| Jan 21, 2014
We are surrounded by sound. From coworker chitchat to the beeping of traffic outside to that tinny trace of music coming from a fellow commuter's earbuds, we often don't consider the noise that makes up our daily environments. But the truth is that the distant jackhammers, incessant elevator bells, and even the whistling and humming of the people around us can have a real effect on our health and wellness.
As pioneering noise researcher and environmental psychologist Arline Bronzaft, Ph.D., of the City University of New York has said, noise is in the ear of the beholder. “While the ear picks up the sound waves and sends it to the temporal lobe for interpretation, it’s the higher senses of the brain that determine whether that sound is unwanted, unpleasant, or disturbing.”
Read on to learn more about how noise affects your well-being.
Noise Can Make You Less Productive at Work
Maria Konnikova revealed in a recent The New Yorker article that 70 percent of offices have an open floor plan.

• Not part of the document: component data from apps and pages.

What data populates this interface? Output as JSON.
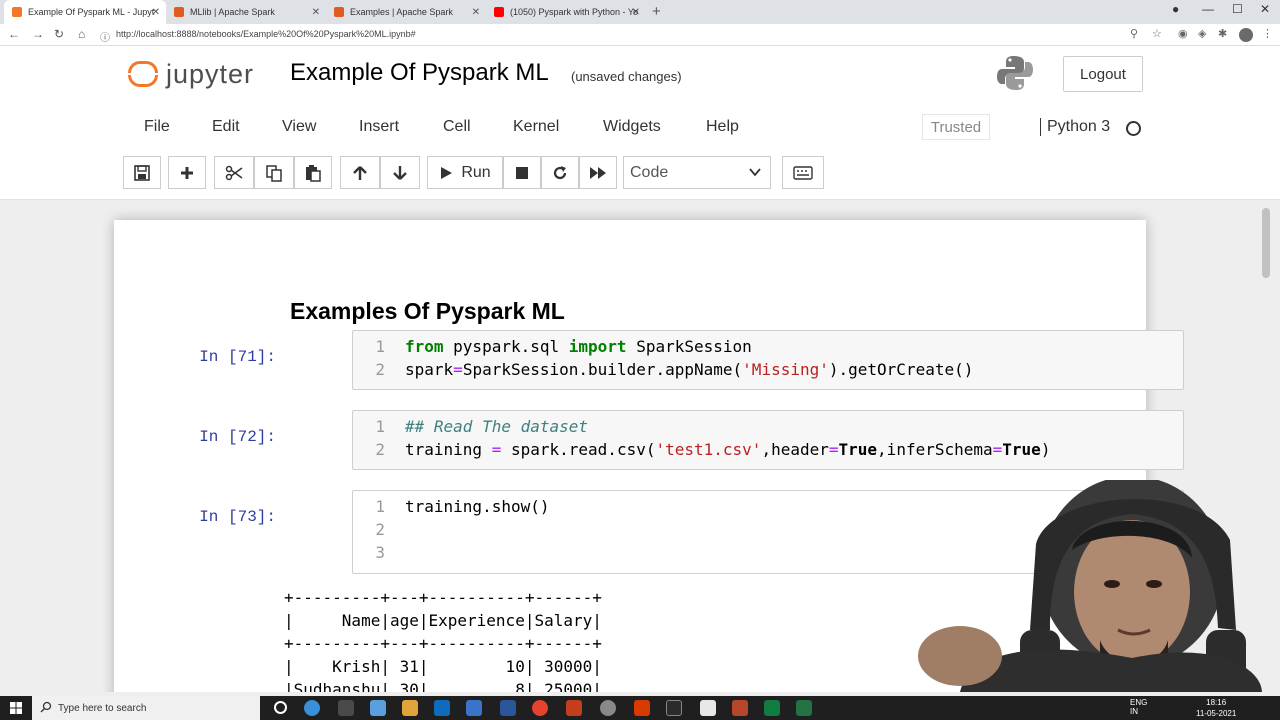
{
  "browser": {
    "tabs": [
      {
        "title": "Example Of Pyspark ML - Jupyt",
        "active": true,
        "favicon_color": "#f37726"
      },
      {
        "title": "MLlib | Apache Spark",
        "active": false,
        "favicon_color": "#e25a1c"
      },
      {
        "title": "Examples | Apache Spark",
        "active": false,
        "favicon_color": "#e25a1c"
      },
      {
        "title": "(1050) Pyspark with Python - Yo",
        "active": false,
        "favicon_color": "#ff0000"
      }
    ],
    "url": "http://localhost:8888/notebooks/Example%20Of%20Pyspark%20ML.ipynb#"
  },
  "jupyter": {
    "logo_text": "jupyter",
    "notebook_title": "Example Of Pyspark ML",
    "save_status": "(unsaved changes)",
    "logout_label": "Logout",
    "menu": [
      "File",
      "Edit",
      "View",
      "Insert",
      "Cell",
      "Kernel",
      "Widgets",
      "Help"
    ],
    "trusted_label": "Trusted",
    "kernel_name": "Python 3",
    "run_label": "Run",
    "cell_type": "Code"
  },
  "notebook": {
    "heading": "Examples Of Pyspark ML",
    "cells": [
      {
        "prompt": "In [71]:",
        "lines": [
          "from pyspark.sql import SparkSession",
          "spark=SparkSession.builder.appName('Missing').getOrCreate()"
        ]
      },
      {
        "prompt": "In [72]:",
        "lines": [
          "## Read The dataset",
          "training = spark.read.csv('test1.csv',header=True,inferSchema=True)"
        ]
      },
      {
        "prompt": "In [73]:",
        "lines": [
          "training.show()",
          "",
          ""
        ]
      }
    ],
    "output_lines": [
      "+---------+---+----------+------+",
      "|     Name|age|Experience|Salary|",
      "+---------+---+----------+------+",
      "|    Krish| 31|        10| 30000|",
      "|Sudhanshu| 30|         8| 25000|"
    ]
  },
  "taskbar": {
    "search_placeholder": "Type here to search",
    "lang": "ENG",
    "region": "IN",
    "time": "18:16",
    "date": "11-05-2021"
  },
  "colors": {
    "accent": "#f37726",
    "prompt": "#303f9f",
    "keyword": "#008000",
    "string": "#ba2121",
    "comment": "#408080"
  }
}
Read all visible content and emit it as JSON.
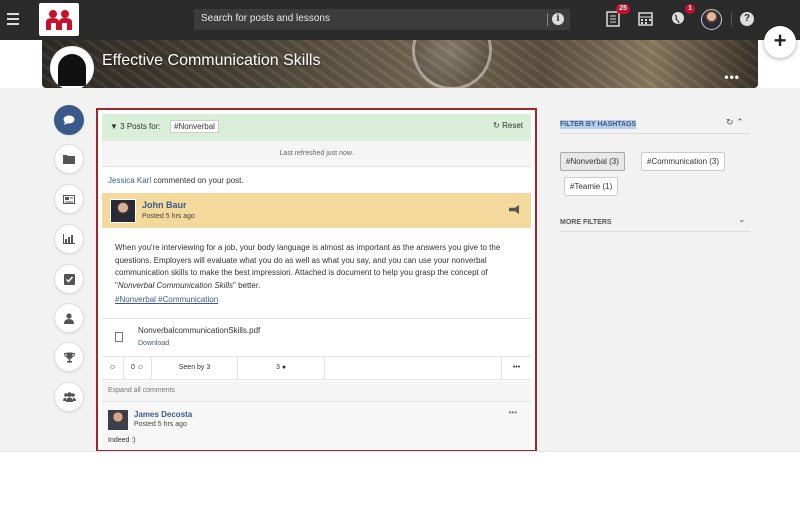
{
  "topbar": {
    "search_placeholder": "Search for posts and lessons",
    "info_glyph": "i",
    "notifications_badge": "25",
    "globe_badge": "1",
    "help_glyph": "?",
    "plus_glyph": "+"
  },
  "banner": {
    "title": "Effective Communication Skills",
    "more_glyph": "•••"
  },
  "feed": {
    "filter_label": "3 Posts for:",
    "filter_tag": "#Nonverbal",
    "reset_label": "Reset",
    "refreshed_text": "Last refreshed just now.",
    "notification_name": "Jessica Karl",
    "notification_text": " commented on your post.",
    "post": {
      "author": "John Baur",
      "time": "Posted 5 hrs ago",
      "body_line1": "When you're interviewing for a job, your body language is almost as important as the answers you give to the questions. Employers will evaluate what you do as well as what you say, and you can use your nonverbal communication skills to make the best impression. Attached is document to help you grasp the concept of \"",
      "body_italic": "Nonverbal Communication Skills",
      "body_end": "\" better.",
      "hashtag1": "#Nonverbal",
      "hashtag2": "#Communication",
      "attachment_name": "NonverbalcommunicationSkills.pdf",
      "attachment_action": "Download",
      "reactions_icon": "☺",
      "reaction_count": "0 ☺",
      "seen_by": "Seen by 3",
      "comment_count": "3",
      "more_glyph": "•••"
    },
    "expand_comments": "Expand all comments",
    "comment": {
      "author": "James Decosta",
      "time": "Posted 5 hrs ago",
      "text": "Indeed :)",
      "more_glyph": "•••"
    }
  },
  "right_panel": {
    "heading": "FILTER BY HASHTAGS",
    "tags": [
      "#Nonverbal (3)",
      "#Communication (3)",
      "#Teamie (1)"
    ],
    "more_filters": "MORE FILTERS"
  }
}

And that, of the many health drawbacks to this architectural trend (including an increased spread of illness and a lack of a sense of control over one's environment), the most unfortunate result of open offices is the way sound causes a drop in productivity.Researchers have found that the particular sound mix of many open-plan offices inhibits employees' abilities to recall information and perform basic tasks, like arithmetic. Rather than simple distraction, the noise of an open office causes actual stress. In a lab study of professional women in which open office-level noise was simulated, researchers found that workers' epinephrine levels were higher than in the control—indicating some stimulation of the "fight or flight" response. The participants subsequently were asked to complete a series of unsolvable puzzles. Those in the stressed group made fewer attempts to solve them, indicating reduced motivation.